When the beans are fully cooked (a.k.a. soft but not mushy), toss in the sausage and roasted veggies. Serve with some cheese and cornbread.

Note to self: Jiff is too sweet to put cheddar cheese on the top. Still delicious, but an odd combo.

* N.B. #1: onion and garlic are amazing fried, but while you want onions to get translucent and brown, you merely want the garlic toasted. If it's brown it'll taste burnt.
N.B. #2: the easiest way that I've found to chop garlic is this: peel the clove, then with the flat of your knife, smoosh it. Just lean on it until you feel it give. It'll then be much easier to dice.

Friday, October 15, 2010

Amazing Brekkie!

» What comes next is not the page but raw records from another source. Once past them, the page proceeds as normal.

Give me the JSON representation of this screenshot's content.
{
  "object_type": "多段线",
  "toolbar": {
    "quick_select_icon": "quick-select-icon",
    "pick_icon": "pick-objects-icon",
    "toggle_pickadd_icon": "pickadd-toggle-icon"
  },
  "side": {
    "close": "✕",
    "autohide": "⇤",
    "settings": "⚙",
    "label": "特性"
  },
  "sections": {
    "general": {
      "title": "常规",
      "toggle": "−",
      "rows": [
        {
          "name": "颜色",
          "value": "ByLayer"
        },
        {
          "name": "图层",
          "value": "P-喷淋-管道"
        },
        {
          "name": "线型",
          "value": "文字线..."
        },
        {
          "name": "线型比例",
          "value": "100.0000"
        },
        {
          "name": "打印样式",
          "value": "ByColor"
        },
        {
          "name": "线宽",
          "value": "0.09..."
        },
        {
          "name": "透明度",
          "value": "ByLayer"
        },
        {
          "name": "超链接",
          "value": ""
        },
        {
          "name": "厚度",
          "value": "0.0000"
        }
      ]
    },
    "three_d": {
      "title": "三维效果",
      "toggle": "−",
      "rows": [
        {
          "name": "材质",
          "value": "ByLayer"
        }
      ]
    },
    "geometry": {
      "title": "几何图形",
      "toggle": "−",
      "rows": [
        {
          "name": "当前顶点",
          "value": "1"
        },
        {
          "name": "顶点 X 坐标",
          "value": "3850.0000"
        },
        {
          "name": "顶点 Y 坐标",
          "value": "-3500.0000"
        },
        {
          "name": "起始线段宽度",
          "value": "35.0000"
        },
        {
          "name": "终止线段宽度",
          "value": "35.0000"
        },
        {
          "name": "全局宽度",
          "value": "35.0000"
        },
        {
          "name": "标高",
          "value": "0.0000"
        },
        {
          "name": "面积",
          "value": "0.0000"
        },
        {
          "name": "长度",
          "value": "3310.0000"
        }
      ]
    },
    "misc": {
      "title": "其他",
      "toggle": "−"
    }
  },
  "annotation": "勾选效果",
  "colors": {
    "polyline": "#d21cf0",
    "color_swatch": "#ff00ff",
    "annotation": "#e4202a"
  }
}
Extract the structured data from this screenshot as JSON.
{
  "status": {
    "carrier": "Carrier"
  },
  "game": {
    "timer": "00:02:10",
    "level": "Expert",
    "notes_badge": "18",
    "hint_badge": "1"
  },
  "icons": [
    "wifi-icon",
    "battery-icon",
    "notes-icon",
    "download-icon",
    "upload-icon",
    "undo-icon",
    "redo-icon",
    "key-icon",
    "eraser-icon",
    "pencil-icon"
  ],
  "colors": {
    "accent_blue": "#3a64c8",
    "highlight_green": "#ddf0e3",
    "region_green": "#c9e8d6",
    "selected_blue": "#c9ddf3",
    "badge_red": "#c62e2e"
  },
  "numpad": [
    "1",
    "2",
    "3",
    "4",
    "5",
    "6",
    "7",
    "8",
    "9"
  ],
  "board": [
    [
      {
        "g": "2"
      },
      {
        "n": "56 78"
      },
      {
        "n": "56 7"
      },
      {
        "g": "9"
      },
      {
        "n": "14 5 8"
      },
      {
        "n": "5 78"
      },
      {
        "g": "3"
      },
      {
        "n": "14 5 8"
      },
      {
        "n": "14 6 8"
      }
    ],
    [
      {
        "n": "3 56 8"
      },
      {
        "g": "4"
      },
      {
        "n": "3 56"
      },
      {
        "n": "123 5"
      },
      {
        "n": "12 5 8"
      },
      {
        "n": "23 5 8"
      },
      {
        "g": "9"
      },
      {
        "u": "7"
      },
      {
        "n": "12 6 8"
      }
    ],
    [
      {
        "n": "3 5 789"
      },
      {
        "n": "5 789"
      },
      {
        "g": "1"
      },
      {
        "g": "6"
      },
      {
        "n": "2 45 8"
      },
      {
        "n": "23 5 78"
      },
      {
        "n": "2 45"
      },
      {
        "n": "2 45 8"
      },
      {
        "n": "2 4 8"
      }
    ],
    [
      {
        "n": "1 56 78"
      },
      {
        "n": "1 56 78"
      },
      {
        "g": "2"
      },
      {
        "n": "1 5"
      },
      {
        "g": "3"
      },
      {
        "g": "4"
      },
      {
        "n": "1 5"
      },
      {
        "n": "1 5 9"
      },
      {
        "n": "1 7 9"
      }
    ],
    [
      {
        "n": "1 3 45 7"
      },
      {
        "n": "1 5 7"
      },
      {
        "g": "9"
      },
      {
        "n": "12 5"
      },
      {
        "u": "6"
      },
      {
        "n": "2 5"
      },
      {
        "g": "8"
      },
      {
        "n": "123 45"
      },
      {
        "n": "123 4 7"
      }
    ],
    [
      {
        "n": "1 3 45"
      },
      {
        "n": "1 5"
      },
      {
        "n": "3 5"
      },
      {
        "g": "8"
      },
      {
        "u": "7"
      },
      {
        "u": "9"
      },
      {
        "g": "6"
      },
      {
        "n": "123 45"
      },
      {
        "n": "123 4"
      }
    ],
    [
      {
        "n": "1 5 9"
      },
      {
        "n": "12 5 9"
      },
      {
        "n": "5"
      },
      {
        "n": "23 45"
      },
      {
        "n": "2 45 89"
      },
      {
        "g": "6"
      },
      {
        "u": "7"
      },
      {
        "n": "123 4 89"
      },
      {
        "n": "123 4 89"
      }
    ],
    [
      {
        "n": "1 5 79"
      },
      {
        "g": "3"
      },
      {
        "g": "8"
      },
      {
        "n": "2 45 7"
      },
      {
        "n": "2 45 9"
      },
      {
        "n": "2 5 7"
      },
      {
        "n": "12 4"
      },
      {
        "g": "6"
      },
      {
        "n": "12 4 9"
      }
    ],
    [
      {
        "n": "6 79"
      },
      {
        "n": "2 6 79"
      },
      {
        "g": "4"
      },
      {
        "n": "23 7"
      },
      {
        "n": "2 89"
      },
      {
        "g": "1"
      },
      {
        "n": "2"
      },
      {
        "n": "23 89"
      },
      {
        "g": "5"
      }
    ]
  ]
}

So yet again, I have cause to say 'I love Ree Drummond.' The most recent reason? This recipe. I have had a sad realization recently folks. Although I still love Heidi Swanson as much as ever, when I need to make something, I turn to P-Dub first. And that's the gospel truth.

But on with the recipe! I took photos (because I love Ree Drummond so much I want to be her -- including her awesome photo recipes :-P).

Fry how ever many eggs you want to eat. I made two.

When it's time, flip the eggs. Please learn to flip eggs better than I can. When I made this recipe THIS morning (as opposed to yesterday's), I was doing so poorly that Mister had to come rescue me and "show me" how to flip eggs properly. I swear, it's not fair how much better he is with a spatula than I!

Anyways. Eggs are flipped. Here comes the fun part!

See that salsa up there? That's coming up next!

Put a good sized glop of salsa on each egg. I did it in a bit of a line, so as not to have it want to fall off the egg.

Cabot Private Stock Cheddar. If you live in a world without Cabot, I weep for you.

Put a couple of slices of cheddar on those eggs! Then eat a couple of slices while you're at it. Also, throw another layer of salsa on there.

Because I cannot actually take proper pictures, let me tell you what those cheeses are. The one with no label is Dragone Whole Milk Mozzarella, and the one that you can't read the label is a Madrigal, which is very similar to a baby-swiss.

I only put one thin slice of the Madrigal, and then two good size slices of Mozz. on top of that (as I'm a wimp when it comes to cheeses other than cheddar or mozzarella).

You're then going to cover the eggs, turn the heat to low/med-low and forget to take a picture. You want the cheese to melt and the eggs to finish cooking. If your eggs take a little longer than just melted cheese point, there's no harm in the cheese melting a little farther onto the pan. Nom nom!

And there we have it. The most delicious breakfast that I've had in a while. It doesn't even have bacon! Although now that I said that, I'm thinking of how bacon and toast would make this the best breakfast sandwich ever...

Wednesday, October 13, 2010

Rose Hips

The rose hips near my work are back in season -- I need to go pick more within the next couple of days as well. I currently have about 1 month's supply of rose hips, and made rose hip syrup as well.

This was a 10-mins effort on my part, and it resulted in 1 month's worth of rosehips. Due to the amount that I had, I wound up working them in three batches.

This is 1/3 of what I picked, ready to go in the oven to dry.

As I cut the rose hips in half, and remove the seeds prior to drying, above is the amount of waste from 1/3 of the rosehips.

Sadly, the first batch was overbaked due to an oversight on my part (the oven was too warm at one point as I had made pizza). What's amusing about this batch is that they puffed up in a strange way. They look more like nuts (hollow, puffy nuts), than like a dried fruit-like substance.

Here are batches 1 and 2 combined. Look at the difference in colors!

As I was too lazy and busy to complete the third batch in this manner, I wound up making rose hip syrup with the final third.

Here they are boiling -- add just enough water to cover the fresh rose hips (mine were a WEE bit dried). Boil for 10-15 mins, then strain the rose hips out and add honey in a 2:1 ratio, rose hip water to honey.

There's the small amount of syrup that I have. I have the suspicion that it will taste better with some warm spices, but we'll find out.